The following was a memo I wrote for some friends back in May, 2006 as the Liberal Renewal Commission was just getting going. I was sensing that we needed a process that was emergent – one that leveraged its reputation (and meager resources) not to do something top down, but facilitate something bottom-up.
Recently a friend asked me to dig it up. After a little touch up, I thought I’d post it, as I believe much of it is as true to today as it was two years ago.
Memo: How Can the Liberal Party Renewal Committee maximize its impact?
Most Liberals agree the party needs to re-examine its policies, priorities and ideology to ascertain what, if anything, must change to enable the it to regain office.
The process and output of the Renewal Committee will determine its reception both among party members and the leadership candidates. This one pager assessment will argue that, to maximize its impact the committee should help define the debate liberals – through their leadership candidates – must have, not resolve it.

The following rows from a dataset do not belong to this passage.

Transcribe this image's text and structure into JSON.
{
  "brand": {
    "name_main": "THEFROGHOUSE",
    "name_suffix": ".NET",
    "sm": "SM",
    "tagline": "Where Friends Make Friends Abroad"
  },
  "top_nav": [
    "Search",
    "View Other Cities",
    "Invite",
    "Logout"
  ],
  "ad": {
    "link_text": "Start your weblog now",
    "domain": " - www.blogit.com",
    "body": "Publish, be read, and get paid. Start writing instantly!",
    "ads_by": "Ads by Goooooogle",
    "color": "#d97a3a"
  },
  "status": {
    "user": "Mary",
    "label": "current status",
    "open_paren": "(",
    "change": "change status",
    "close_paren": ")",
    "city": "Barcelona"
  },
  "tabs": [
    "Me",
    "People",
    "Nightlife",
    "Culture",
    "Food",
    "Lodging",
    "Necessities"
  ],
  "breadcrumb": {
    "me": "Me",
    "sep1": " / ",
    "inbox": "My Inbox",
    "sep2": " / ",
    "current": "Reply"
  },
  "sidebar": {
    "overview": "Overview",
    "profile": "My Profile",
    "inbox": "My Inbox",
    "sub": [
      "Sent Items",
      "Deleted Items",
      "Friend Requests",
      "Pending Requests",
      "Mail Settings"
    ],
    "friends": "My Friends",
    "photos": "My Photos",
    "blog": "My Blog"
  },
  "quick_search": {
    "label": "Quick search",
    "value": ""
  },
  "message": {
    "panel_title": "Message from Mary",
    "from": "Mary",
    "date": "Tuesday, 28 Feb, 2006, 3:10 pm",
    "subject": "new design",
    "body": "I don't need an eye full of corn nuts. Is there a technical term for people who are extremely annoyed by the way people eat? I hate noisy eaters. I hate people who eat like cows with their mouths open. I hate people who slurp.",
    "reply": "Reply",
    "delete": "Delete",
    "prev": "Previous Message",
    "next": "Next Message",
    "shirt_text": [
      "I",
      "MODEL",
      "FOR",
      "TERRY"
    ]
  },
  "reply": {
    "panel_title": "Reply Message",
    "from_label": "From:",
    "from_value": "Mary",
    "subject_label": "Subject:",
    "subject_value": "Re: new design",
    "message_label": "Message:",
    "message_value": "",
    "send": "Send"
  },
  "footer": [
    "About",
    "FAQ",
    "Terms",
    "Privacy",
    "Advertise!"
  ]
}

A robust output that outlines a new liberal party platform will likely have little impact. First, leadership candidates will be disinclined to use it. Adopting the committee’s recommendations could either damage the candidates credibility as an innovative thinker (they are ‘borrowing’ someone else’s work) or, more likely, candidates will ignore the recommendations as they won’t allow them to distinguish themselves from their opponents. Second, for a liberal party platform to be credible it must, in some capacity, emerge and/or receive buy-in from the grassroots of the party. This isn’t a plea for wide spread consultations. However, the opposite, hand picking a group of ‘best and brightest’ risks alienating members not included in the process and undermines the democratic ideals that should be core to the party’s DNA. Sitting on the civic engagement committee, I am forced to wonder how does this process measure up against the standards of engagement our policy recommendations will suggest for government programs?
How then can the Renewal Committee have impact, in the midst of a leadership race and without conducting broad, time consuming and questionably helpful consultations?

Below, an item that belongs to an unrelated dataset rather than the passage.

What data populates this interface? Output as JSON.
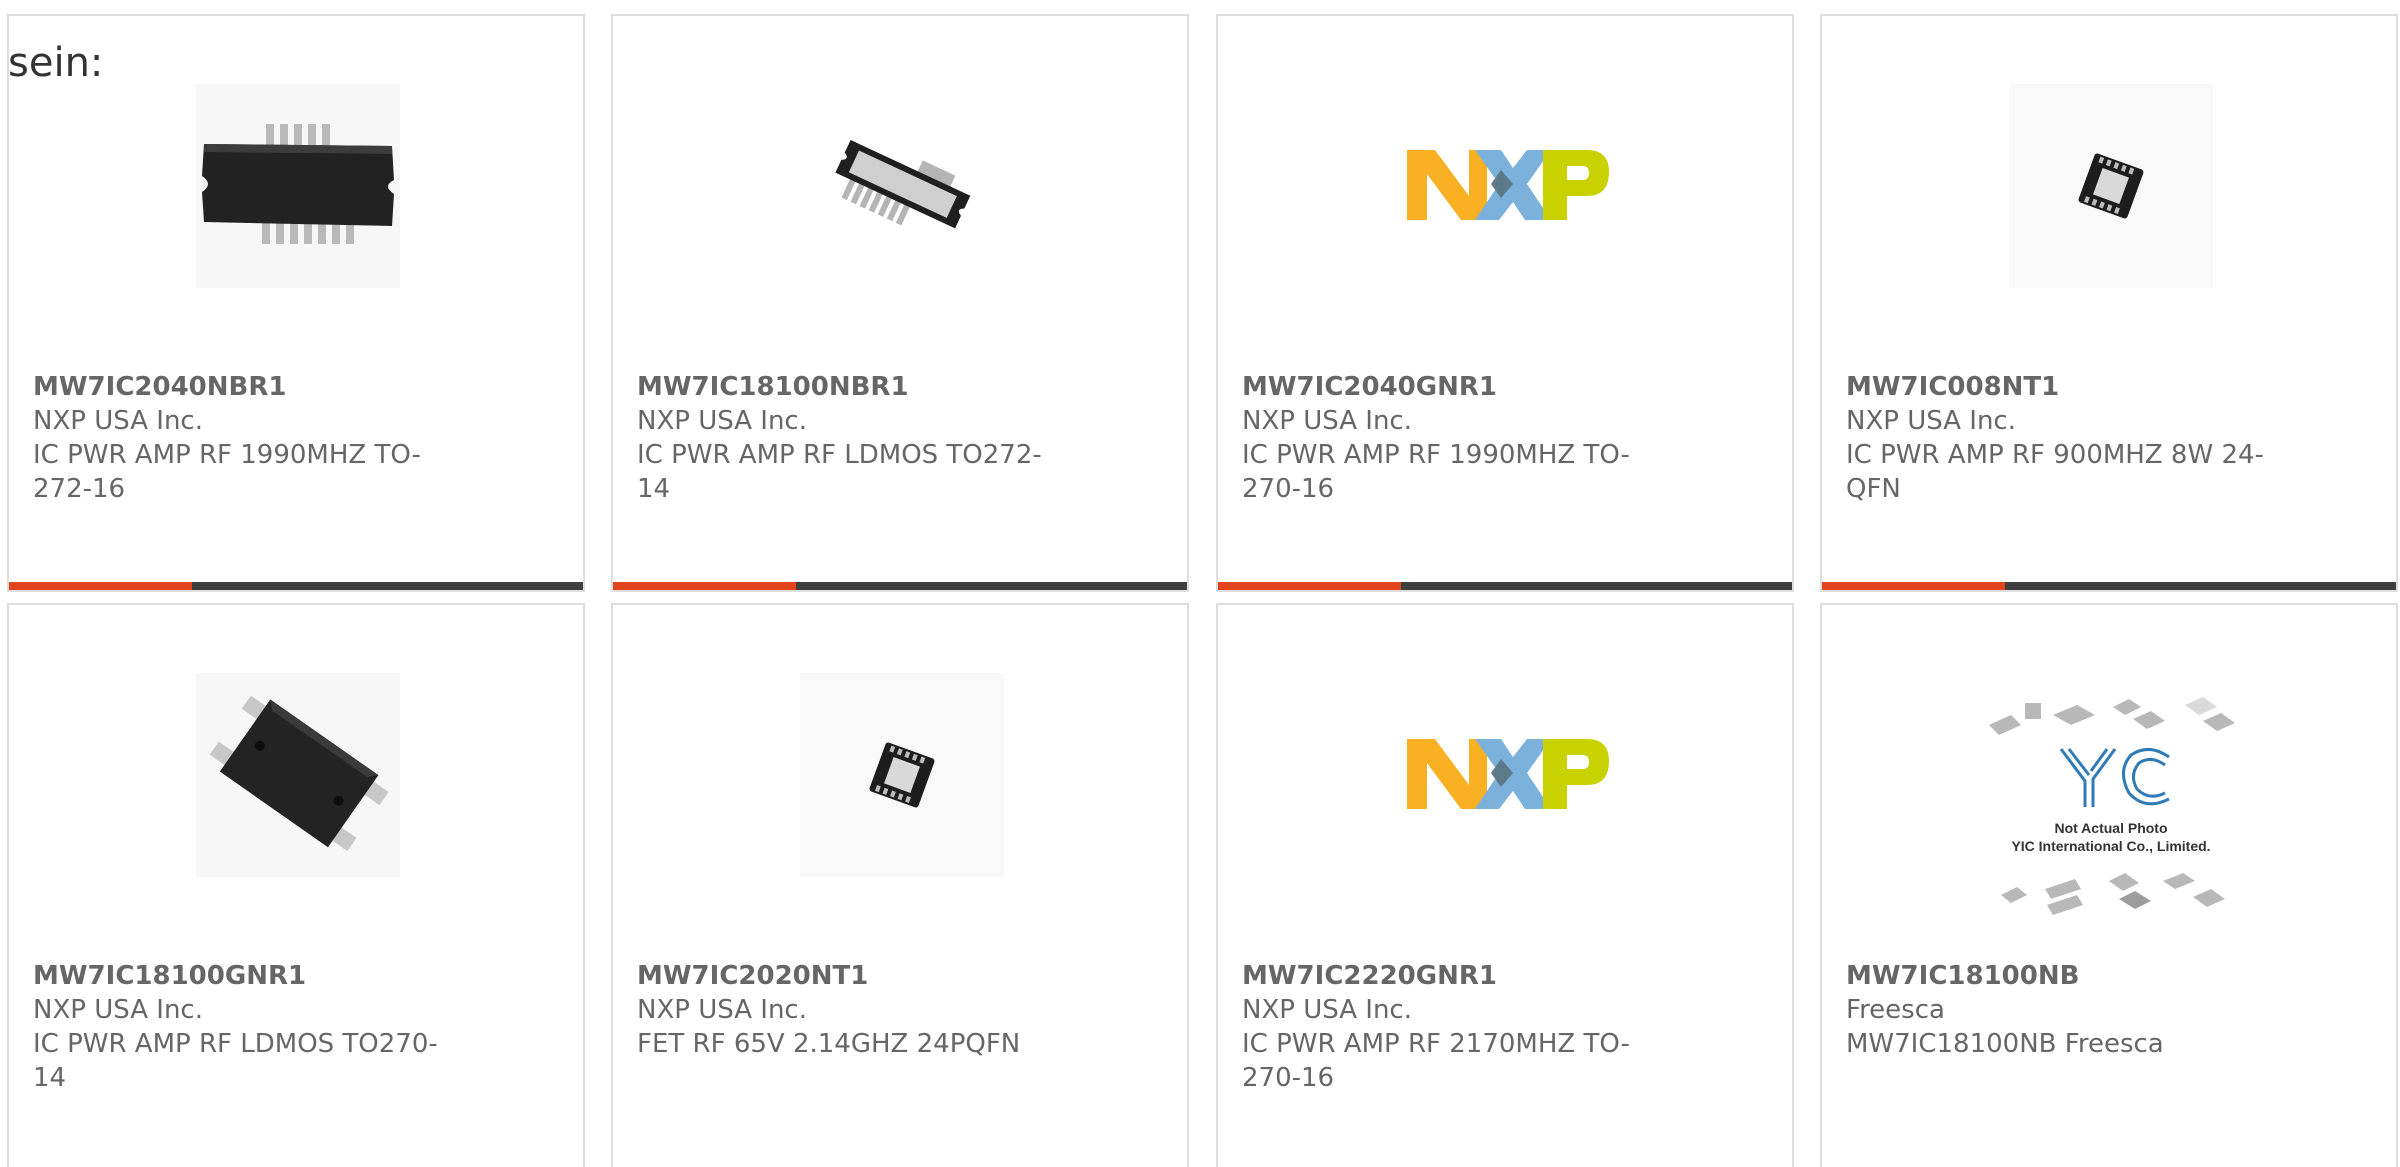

The liberal party does not need answers. The key to solving any problem, including the renewal of the Liberal Party and the creation of a platform, it is in ascertaining the right questions. The Renewal Committee should thus do two things: 1) Determine what, for each sub-committee topic, are the three emerging questions ANY political party must possess answers for to be the dominant Canadian political force in the 21st century. 2) Provide some criteria for an effective answers and some initial insights. Committee members could then publicly sign a letter committing themselves to pressing the leadership candidates for answers to each of the questions – a test to their capacity for leadership of the party and country for not just the next election, but for the 21st century.

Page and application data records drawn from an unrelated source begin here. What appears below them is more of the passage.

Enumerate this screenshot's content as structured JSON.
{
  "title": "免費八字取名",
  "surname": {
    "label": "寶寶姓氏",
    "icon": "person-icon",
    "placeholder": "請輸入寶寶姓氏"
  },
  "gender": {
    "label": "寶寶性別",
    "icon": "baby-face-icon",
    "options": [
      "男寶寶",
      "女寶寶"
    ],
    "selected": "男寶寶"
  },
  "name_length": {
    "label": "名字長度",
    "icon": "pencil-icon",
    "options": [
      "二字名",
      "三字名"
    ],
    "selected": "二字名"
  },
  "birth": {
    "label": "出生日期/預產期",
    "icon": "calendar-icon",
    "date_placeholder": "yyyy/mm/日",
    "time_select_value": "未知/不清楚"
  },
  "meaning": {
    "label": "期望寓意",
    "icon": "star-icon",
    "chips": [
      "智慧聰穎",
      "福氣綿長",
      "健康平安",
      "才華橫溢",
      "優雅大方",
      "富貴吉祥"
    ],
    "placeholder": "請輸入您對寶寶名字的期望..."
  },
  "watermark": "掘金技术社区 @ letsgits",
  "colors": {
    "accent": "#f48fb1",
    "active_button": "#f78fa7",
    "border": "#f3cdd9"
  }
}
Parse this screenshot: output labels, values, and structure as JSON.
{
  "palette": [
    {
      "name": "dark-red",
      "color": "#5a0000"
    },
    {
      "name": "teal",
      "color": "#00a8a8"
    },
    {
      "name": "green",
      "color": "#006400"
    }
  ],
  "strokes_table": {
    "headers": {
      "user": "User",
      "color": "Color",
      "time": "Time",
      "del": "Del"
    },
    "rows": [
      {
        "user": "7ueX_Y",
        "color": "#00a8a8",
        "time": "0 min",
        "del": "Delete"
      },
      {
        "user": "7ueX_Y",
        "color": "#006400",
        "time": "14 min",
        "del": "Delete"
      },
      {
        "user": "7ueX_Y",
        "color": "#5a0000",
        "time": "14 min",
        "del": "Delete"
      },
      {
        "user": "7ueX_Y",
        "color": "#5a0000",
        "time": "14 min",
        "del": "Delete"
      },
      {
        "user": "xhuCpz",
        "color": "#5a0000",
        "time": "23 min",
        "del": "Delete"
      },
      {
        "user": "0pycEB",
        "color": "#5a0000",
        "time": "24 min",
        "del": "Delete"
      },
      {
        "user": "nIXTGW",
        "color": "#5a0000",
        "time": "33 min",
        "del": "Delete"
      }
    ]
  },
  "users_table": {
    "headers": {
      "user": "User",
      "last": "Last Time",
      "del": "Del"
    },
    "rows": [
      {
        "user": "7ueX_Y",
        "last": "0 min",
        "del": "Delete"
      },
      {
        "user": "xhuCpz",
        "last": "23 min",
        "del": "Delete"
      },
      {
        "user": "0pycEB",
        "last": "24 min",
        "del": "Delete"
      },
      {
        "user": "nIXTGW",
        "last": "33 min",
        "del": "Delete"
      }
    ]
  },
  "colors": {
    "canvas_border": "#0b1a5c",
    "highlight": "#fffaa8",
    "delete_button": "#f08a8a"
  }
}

This approach will maximize the impact of the committee by enabling it to provoke a real debate within the leadership race and, ultimately, among party members. If the commission simply provides answers it will alienate the leadership candidates and the party at large. By asking questions it can attempt to position itself as a force for thinking about and opening up, the debate over liberalism and ideas. Moreover, by asking questions it enables all members to participate in this process – by proposing answers – and can ensure that the issues the committee believes to be essential to renewal are placed front and centre.